ADO.Net DataRelations define a relationship between two DataTables in a DataSet. DataRelations are most often used to maintain the integrity of the database and to allow you to use access data from different tables as if they were all in one table.
To explain ADO.Net DataRelations better, we need to take a small detour to discuss the fundamentals of relationships from the underlying database's point of view.
There are 3 basic types of database relationships
The reason for using a set of related tables instead of one giant table is for speed and storage efficiency. Consider this example: You have a table with 10,000 rows of Product information. One of the columns in your table has a varchar(30) string value for the dozen or so Categories of products. That means that one of those 12 string values appears in each of the 10,000 rows.
A more efficient database design would be to have a separate table (perhaps called Categories) that associated the string values to a number. Now you change the category column in the parent table to use a number instead of a string value, and create a relationship between the two tables. The size of your database will instantly be reduced (by a lot!).
In addition, you can use a Foreign Key Constraint to prevent users from misspelling or accidentally using values for the Categories table that do not exist.
More information is available at DataBase Design Principles
The ADO.Net DataSet object maintains a collection of Relations used by its DataTables. Likewise, the ADO.net DataTable object maintains a collection of Constraints.
Use can create a DataRelation with the Visual Studio XSD designer or via code. Either way, you specify the column in the parent table that matches the column in the child table. The data types of both columns should be the same or easily promoted to the other type.
In the case above, the VB.Net code to create the data relations would be:
dr = New DataRelation("CategoryProducts", ds.Tables("Categories").Columns("CategoryID"), _ ds.Tables("Products").Columns("CategoryID"), False) ds.Relations.Add(dr)
By default, the DataRelations also creates a foreign key constraint on the DataTable of the parent table. This might not what we want since it's not certain if the constraint would be successful, therefore we set the last argument to the DataRelation constructor to False.
The relationship can be used in two different "directions"... the Parent relationship (looking "up" at the higher level row) and the Child relationship (looking "down" at the lower level rows). In a "one to many" database relationship, the "one" is the Parent and the "many" is the Child. So, it should be obvious, that a related row has only one parent row, but might have many child rows.

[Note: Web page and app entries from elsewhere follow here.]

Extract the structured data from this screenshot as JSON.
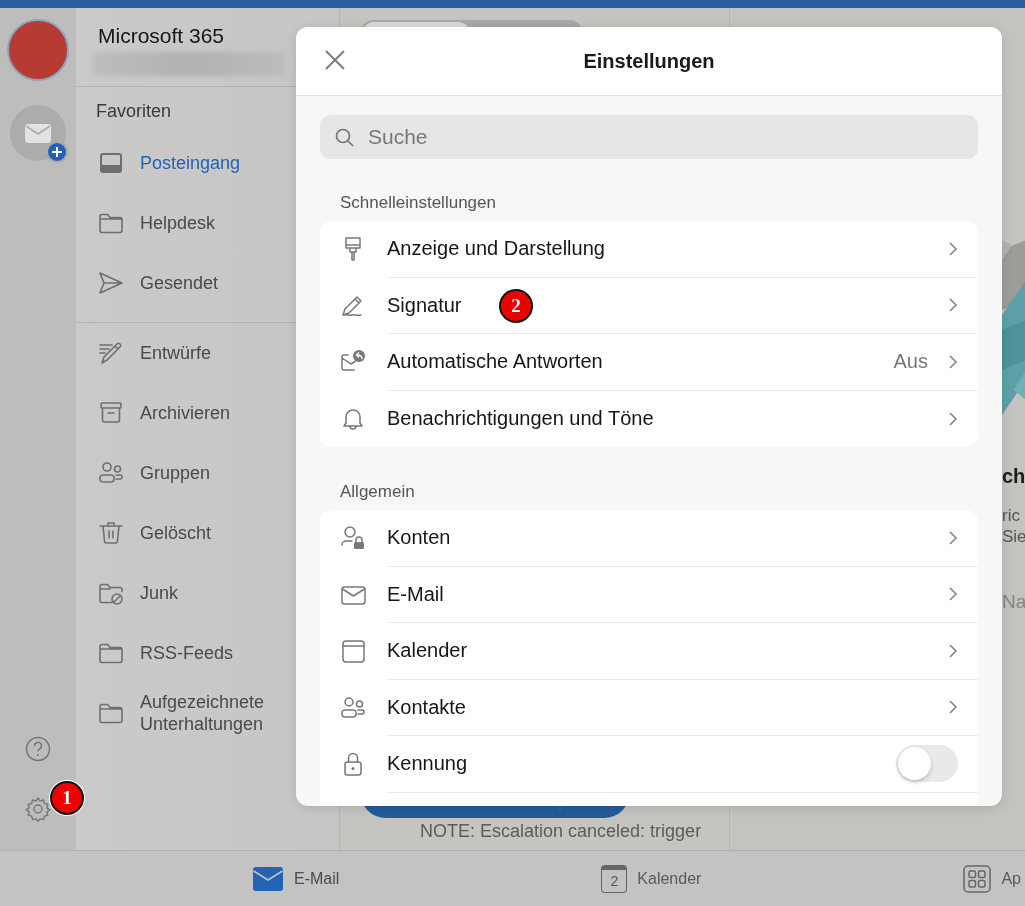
{
  "rail": {
    "gear_badge": "1"
  },
  "account": {
    "title": "Microsoft 365"
  },
  "favorites": {
    "heading": "Favoriten",
    "items": [
      {
        "label": "Posteingang",
        "selected": true
      },
      {
        "label": "Helpdesk",
        "selected": false
      },
      {
        "label": "Gesendet",
        "selected": false
      }
    ]
  },
  "folders": [
    {
      "label": "Entwürfe",
      "selected": false
    },
    {
      "label": "Archivieren",
      "selected": false
    },
    {
      "label": "Gruppen",
      "selected": false
    },
    {
      "label": "Gelöscht",
      "selected": false
    },
    {
      "label": "Junk",
      "selected": false
    },
    {
      "label": "RSS-Feeds",
      "selected": false
    },
    {
      "label": "Aufgezeichnete Unterhaltungen",
      "selected": false
    }
  ],
  "message_list": {
    "view_switch": [
      {
        "selected": true
      },
      {
        "selected": false
      }
    ],
    "preview_line": "NOTE: Escalation canceled: trigger"
  },
  "reading_pane": {
    "heading": "ch",
    "lines": [
      "ric",
      "Sie"
    ],
    "link": "Na"
  },
  "settings": {
    "title": "Einstellungen",
    "search": {
      "placeholder": "Suche"
    },
    "sections": [
      {
        "heading": "Schnelleinstellungen",
        "rows": [
          {
            "kind": "link",
            "label": "Anzeige und Darstellung"
          },
          {
            "kind": "link",
            "label": "Signatur",
            "badge": "2"
          },
          {
            "kind": "link",
            "label": "Automatische Antworten",
            "value": "Aus"
          },
          {
            "kind": "link",
            "label": "Benachrichtigungen und Töne"
          }
        ]
      },
      {
        "heading": "Allgemein",
        "rows": [
          {
            "kind": "link",
            "label": "Konten"
          },
          {
            "kind": "link",
            "label": "E-Mail"
          },
          {
            "kind": "link",
            "label": "Kalender"
          },
          {
            "kind": "link",
            "label": "Kontakte"
          },
          {
            "kind": "toggle",
            "label": "Kennung",
            "on": false
          }
        ]
      }
    ]
  },
  "tab_bar": [
    {
      "label": "E-Mail",
      "selected": true
    },
    {
      "label": "Kalender",
      "selected": false,
      "icon_day": "2"
    },
    {
      "label": "Ap",
      "selected": false
    }
  ]
}
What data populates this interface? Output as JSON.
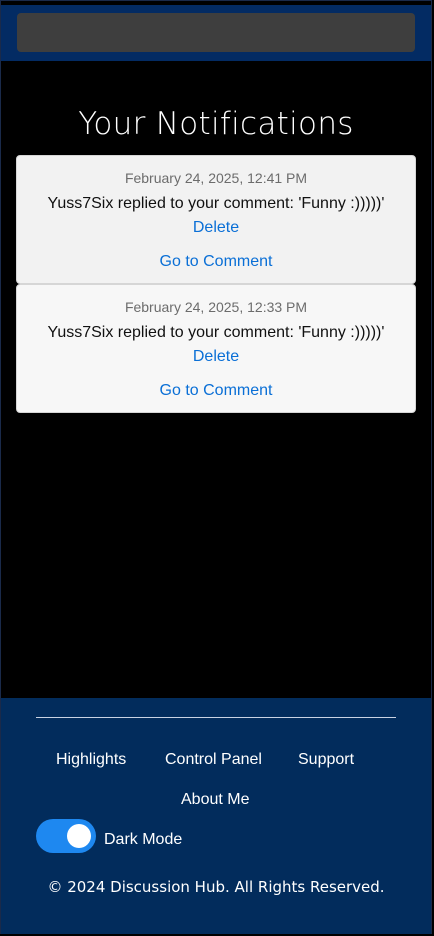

You decide the initial "direction" of the relationship by the order in which the arguments appear in the DataRelation constructor. Using the example above, the Customer table is the Parent, and the Region table is the Child.
OK, now that you've created a relationship, it's time to use it. You get to the data in the related rows by using the GetParentRow, GetParentRows, and GetChildRows methods. Using the example above the following demonstrates the concepts:
Dim dr, dr_related As DataRow Dim sb As New System.Text.StringBuilder ' create a relationship between two of the tables ' arguments are Name, ParentCol, ChildCol, create_foreign_key ds.Relations.Add(New DataRelation("CategoryProducts", _ ds.Tables("Categories").Columns("CategoryID"), _ ds.Tables("Products").Columns("CategoryID"), False)) ' list rows from the Child table For Each dr In ds.Tables("Products").Rows sb.Append("ProductName='" & dr("ProductName") & "'") ' now get the CategoryName column from the related row ' GetParentRow will only return one table (or nothing if there is no match) dr_related = dr.GetParentRow("CategoryProducts") sb.Append(", Category='" & dr_related("CategoryName") & "'" & vbCrLf) Next ' display our data in a textbox TextBox1.Text = sb.ToString ' list rows from the Parent table For Each dr In ds.Tables("Categories").Rows sb.Append("CategoryName='" & dr("CategoryName") & "'" & vbCrLf) ' now get the CategoryName column from the related row ' GetChildRows will return many rows (or nothing if there is no match) For Each dr_related In dr.GetChildRows("CategoryProducts") sb.Append(vbTab & "ProductName='" & dr_related("ProductName") & "'" & vbCrLf) Next Next ' display our data in a textbox TextBox2.Text = sb.ToString
This examples uses a different technique... it uses DataColumn Expressions to add a column onto the "left" DataTable that contains the values from a related column from the "right" DataTable. This is useful for getting data from related rows prior to binding to a DataGrid
' create a relationship between two of the tables ' arguments are Name, ParentCol, ChildCol, create_foreign_key ds.Relations.Add(New DataRelation("CategoryProducts", _ ds.Tables("Categories").Columns("CategoryID"), _ ds.Tables("Products").Columns("CategoryID"), False)) ' add a column from a related table. dc = New DataColumn("CategoryName") dc.DataType = GetType(String) dc.Expression = "Parent(CategoryProducts).CategoryName" ds.Tables("Products").Columns.Add(dc) ' Since a Parent relationship can only return one row, this is a safe expression. However, ' if you had a child relationship, you'd have to include an aggregate in order to guarantee ' that the function would return just one row "Max(Child(CategoryProducts).UnitPrice)" DataGrid1.DataSource = ds.Tables("Products")